I feel old knowing that the Rays, of all teams, now have throwback jerseys.
Obligatory dime box shiny.
These excellent oddballs all came from that first nickel box of the day, including a Keith Hernandez Indians sighting I had no idea existed and a nifty (if not slightly painful) zero-year card of Josh Donaldson as a Cub.
Didn't do much quarter box digging on Sunday, but what little I did paid dividends.
Time for some of my favorite cards to scan with each passing card show post: The Dime Box Finds That Just Didn't Fit Anywhere Else.
I found a substantial amount of Fan Favorites in one guy's dime box, and I don't know if I like knowing that Rick Ankiel -- one of the most fascinating ballplayers of my youth/adolescence -- popped up as a "retired guy" in Topps Gallery a couple years ago.

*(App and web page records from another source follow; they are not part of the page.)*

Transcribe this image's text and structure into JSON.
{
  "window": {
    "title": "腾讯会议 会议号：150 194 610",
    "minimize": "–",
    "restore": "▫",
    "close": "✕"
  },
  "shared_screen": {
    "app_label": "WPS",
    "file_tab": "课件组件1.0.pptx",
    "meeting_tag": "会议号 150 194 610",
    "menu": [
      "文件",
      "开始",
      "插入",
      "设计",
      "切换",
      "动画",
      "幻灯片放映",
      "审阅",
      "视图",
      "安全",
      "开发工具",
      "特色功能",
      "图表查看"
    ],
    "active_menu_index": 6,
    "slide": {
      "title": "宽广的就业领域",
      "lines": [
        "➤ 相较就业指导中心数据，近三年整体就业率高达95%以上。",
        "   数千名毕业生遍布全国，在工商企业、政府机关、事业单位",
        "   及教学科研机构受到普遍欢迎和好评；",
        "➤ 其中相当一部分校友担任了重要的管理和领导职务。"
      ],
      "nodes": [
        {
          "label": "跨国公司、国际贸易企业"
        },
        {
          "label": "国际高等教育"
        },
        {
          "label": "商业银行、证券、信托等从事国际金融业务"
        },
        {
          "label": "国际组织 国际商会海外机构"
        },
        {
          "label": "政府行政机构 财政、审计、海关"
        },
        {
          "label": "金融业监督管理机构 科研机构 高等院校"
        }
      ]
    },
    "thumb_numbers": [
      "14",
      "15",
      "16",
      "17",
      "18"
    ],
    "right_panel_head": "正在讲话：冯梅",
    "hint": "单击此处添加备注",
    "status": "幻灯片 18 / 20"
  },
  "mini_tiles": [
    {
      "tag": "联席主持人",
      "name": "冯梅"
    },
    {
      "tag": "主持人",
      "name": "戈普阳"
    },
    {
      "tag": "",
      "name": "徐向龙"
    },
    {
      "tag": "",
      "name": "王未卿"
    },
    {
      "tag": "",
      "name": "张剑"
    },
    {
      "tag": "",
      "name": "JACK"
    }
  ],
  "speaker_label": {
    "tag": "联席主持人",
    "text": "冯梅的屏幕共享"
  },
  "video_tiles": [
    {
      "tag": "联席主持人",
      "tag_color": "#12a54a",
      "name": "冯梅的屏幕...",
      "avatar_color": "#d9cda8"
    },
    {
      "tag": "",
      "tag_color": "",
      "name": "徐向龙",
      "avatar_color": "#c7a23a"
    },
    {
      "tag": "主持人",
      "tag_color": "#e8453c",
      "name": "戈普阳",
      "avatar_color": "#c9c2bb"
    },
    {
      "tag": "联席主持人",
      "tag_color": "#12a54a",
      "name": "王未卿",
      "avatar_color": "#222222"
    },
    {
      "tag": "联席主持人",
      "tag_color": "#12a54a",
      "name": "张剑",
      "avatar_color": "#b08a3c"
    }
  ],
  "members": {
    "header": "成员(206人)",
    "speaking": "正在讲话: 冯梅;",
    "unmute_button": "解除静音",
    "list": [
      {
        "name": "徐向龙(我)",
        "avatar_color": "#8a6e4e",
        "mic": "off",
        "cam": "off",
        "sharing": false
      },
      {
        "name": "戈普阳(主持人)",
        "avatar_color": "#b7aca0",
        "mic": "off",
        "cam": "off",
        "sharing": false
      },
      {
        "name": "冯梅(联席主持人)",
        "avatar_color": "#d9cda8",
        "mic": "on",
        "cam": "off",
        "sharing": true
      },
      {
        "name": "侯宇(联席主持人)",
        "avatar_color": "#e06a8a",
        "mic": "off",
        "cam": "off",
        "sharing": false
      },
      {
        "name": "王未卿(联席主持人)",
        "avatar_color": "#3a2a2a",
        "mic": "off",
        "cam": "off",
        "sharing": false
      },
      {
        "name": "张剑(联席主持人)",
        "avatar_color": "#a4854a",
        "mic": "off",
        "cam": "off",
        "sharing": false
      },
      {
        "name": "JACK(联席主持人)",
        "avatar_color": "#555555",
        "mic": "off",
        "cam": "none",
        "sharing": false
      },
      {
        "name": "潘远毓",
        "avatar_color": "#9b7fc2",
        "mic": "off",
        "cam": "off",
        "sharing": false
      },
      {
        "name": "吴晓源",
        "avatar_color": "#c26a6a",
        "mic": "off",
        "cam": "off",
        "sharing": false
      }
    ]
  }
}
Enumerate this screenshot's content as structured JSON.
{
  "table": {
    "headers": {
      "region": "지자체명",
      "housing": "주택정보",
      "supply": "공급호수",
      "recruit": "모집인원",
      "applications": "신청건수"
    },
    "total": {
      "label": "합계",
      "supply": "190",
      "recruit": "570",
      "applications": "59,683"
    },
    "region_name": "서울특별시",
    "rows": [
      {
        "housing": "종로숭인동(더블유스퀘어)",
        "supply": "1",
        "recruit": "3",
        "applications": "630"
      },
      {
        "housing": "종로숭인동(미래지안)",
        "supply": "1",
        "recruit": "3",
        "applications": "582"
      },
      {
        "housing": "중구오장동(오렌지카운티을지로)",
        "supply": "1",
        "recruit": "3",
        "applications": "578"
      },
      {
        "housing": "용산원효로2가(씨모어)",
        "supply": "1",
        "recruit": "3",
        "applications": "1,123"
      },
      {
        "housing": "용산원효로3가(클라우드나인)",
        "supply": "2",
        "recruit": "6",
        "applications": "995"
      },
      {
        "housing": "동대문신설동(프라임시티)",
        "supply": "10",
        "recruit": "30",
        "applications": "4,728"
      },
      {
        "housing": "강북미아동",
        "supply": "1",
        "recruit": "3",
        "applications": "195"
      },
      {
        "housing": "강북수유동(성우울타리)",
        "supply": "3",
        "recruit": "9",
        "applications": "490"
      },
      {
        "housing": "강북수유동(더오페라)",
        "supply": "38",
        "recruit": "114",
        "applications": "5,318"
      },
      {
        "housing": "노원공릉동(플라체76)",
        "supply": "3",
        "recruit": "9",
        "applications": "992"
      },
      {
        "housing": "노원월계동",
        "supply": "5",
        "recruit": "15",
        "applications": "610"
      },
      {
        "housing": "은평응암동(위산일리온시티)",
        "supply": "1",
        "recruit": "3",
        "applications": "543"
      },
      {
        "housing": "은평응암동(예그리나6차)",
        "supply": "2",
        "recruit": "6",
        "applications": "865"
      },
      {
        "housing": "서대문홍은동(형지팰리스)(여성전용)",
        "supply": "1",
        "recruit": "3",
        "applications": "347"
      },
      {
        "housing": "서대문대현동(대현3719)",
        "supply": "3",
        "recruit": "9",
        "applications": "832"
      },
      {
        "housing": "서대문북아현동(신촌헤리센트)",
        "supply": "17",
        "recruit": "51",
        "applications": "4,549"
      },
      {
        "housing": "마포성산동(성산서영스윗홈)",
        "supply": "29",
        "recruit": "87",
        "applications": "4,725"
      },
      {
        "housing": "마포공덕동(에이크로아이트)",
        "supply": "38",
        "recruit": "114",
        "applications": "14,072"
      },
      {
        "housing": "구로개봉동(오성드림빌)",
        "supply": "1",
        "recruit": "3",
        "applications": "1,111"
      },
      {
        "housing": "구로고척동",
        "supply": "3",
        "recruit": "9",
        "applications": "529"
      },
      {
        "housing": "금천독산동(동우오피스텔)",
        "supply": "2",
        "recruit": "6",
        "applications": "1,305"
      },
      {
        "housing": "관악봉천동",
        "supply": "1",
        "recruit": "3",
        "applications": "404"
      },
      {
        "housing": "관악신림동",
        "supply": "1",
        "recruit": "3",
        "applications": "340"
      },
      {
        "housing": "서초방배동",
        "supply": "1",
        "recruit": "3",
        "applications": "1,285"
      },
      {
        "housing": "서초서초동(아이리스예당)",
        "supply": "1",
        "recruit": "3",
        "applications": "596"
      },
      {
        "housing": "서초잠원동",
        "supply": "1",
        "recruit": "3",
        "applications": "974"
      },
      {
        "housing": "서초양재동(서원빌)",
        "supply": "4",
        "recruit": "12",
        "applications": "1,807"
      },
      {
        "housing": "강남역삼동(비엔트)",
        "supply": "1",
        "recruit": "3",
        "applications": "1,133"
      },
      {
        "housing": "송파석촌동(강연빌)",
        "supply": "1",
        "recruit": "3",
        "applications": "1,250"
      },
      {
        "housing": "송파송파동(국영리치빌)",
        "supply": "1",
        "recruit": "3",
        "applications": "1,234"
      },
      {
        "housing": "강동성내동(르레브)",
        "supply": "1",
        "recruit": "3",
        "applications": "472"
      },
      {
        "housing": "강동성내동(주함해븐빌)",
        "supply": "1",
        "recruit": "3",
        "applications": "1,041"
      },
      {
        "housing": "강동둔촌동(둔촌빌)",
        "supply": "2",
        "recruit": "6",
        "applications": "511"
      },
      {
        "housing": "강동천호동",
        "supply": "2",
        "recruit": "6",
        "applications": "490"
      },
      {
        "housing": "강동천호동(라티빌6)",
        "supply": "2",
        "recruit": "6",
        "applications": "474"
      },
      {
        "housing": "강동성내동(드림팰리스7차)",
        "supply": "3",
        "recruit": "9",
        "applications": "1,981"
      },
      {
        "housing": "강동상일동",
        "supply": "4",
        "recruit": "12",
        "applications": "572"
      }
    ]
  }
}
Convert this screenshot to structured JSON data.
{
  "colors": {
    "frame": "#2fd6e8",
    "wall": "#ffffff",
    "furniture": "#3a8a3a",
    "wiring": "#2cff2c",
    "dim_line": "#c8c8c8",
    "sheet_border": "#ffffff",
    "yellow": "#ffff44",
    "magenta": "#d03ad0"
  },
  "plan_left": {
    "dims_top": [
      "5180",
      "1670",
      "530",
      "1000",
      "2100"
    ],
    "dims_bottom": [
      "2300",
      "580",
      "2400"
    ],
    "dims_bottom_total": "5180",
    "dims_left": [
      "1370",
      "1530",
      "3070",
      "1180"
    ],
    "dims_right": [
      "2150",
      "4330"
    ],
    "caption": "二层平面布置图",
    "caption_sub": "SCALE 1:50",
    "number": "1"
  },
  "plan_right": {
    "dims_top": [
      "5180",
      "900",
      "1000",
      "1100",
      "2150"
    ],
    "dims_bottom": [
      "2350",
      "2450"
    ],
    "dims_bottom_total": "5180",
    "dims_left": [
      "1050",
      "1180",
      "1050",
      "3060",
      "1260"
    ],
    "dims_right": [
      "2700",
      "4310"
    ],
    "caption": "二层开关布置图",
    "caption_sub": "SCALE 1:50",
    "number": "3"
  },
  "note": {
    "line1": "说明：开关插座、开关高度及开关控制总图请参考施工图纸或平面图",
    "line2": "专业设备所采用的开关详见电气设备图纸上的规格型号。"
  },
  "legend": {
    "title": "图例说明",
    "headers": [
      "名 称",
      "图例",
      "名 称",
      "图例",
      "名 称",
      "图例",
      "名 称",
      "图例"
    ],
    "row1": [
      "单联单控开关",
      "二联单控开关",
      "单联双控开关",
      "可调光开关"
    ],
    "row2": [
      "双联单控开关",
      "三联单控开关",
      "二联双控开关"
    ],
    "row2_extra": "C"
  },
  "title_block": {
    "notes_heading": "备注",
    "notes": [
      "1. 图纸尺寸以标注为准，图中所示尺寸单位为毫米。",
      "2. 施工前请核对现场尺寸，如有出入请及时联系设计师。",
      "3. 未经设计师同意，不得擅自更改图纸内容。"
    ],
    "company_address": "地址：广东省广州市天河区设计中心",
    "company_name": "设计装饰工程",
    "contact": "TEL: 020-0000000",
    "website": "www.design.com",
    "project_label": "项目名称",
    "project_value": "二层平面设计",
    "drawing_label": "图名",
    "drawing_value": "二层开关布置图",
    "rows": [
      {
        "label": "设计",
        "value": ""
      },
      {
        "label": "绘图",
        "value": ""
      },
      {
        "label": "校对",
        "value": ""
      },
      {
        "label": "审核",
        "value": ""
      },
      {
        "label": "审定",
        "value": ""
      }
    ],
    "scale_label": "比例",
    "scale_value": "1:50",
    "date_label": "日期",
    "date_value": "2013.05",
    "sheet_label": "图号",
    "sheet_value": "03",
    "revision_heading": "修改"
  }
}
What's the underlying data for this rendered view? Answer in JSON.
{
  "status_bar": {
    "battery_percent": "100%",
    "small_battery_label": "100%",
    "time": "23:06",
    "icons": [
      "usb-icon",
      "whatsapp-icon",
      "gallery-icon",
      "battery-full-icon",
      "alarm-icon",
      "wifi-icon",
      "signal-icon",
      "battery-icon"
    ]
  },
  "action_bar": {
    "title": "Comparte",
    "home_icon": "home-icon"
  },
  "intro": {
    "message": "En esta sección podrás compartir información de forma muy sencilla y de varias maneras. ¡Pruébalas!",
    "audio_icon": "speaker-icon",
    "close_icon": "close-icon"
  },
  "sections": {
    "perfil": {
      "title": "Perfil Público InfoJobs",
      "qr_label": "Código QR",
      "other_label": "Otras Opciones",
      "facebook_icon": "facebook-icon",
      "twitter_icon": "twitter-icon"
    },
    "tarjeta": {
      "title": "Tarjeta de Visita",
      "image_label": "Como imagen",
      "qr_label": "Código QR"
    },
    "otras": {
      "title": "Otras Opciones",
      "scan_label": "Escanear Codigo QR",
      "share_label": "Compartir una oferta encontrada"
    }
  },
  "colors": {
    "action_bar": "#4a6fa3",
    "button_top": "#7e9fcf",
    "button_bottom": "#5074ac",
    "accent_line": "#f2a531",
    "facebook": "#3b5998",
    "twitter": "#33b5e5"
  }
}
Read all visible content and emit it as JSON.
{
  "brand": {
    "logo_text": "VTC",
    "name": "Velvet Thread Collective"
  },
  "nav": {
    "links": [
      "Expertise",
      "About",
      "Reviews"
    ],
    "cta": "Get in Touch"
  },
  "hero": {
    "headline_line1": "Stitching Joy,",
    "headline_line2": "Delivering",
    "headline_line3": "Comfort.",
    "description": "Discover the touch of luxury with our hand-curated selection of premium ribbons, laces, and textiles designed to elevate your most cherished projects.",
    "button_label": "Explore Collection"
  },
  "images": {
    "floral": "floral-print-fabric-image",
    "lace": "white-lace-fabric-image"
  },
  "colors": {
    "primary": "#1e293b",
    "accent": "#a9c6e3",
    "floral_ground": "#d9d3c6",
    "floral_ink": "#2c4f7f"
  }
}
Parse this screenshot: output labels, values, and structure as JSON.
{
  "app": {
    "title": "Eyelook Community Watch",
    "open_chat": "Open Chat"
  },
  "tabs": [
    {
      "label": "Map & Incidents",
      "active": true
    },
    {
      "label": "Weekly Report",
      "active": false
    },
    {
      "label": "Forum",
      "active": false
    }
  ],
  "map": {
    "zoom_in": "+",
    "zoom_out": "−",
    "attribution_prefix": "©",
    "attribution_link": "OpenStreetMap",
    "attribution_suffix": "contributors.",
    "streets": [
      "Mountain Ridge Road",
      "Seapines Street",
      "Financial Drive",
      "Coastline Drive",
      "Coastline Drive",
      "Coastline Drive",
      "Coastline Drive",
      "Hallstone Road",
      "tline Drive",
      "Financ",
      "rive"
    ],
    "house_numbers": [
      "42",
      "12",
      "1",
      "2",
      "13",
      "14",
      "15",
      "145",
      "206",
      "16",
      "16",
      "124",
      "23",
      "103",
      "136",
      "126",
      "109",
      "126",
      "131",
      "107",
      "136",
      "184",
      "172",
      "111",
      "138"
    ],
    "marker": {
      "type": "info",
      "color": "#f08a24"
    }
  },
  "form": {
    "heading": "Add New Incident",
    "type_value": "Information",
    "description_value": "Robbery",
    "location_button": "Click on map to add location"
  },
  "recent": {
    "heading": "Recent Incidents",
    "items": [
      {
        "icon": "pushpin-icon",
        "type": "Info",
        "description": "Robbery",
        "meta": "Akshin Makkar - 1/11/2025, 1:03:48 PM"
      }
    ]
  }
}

More stuff that didn't really go with anything else, including Ugueth Urbina leaning on a cannon and a history lesson with that Colorado Silver Bullets card -- apparently they were the first professional all-female team since the AAGPBL squads of the '40s.
Also, I try to make it a point not to buy (much less blog about) Barry Bonds cards, but I had to show that one because I have no idea what's going on there -- to me it looks like he's leading a stadium-wide dance competition.
The last dime box of the day had a large offering of '90s minor league cards, which was fun because I knew a lot of the names in there.
But the dime box before that one turned out to be one of the real coups of the day, because I found early cards of a few minor league guys that often become tough finds when said minor league guys become desired names -- including not one but two different Heritage Minors Pete Alonsos (which included the newfound knowledge that a minor league team called the Rumble Ponies is a thing).
Josh Bell in particular was a star of this particular dime box -- seriously, I found so many early Bowman/Pro Debut/etc. cards of him that I decided to start collecting the guy right then and there.
My vintage haul wasn't anything like the bounty I took home the last time I attended this show, but the cardboard gods were still with me on Sunday because I found a '65 Bob Gibson for five bucks.
Also present was a '60 Drysdale for another $5 bill and a '62 Post Maris for three bucks.
It should be mentioned that the Maris sent me down another rabbit hole -- it's noticeably thinner than other Post cards because (as I discovered) it was actually given away as a promotion with Life magazine back in the day.
Discount bin frankenset vintage -- including the somewhat forgotten '71 Topps Second Coming of the Shades that I somehow didn't already own.
Sunday also saw me take home the single largest lot of '61 Nu-Scoops I've ever found in one sitting.
This is one of my all-time favorite oddball sets, and a vendor near the end of the show had a few pages full of these in an oddball binder -- the Campy was the big buy at $4 but none of the others set me back more than a buck or two (some as low as 50 cents!).
I'll close with this beautiful '53 Bowman Color Richie Ashburn -- easily my most expensive purchase of the day at a whopping eight bucks, but still a no-brainer buy.
The fact that the show had been packed all day, from rainstorm to sunshine, strikes me as a testament to the determination and joy of us collectors. And as the vendors packed up and the customers cleared out, I was left with the big bag of Sunday's spoils cradled in my arms. I pushed through the doors of the village hall and found the sun above and the sky a perfect blue, all traces of the morning's storm washed away.
I suppose there's something symbolic in that.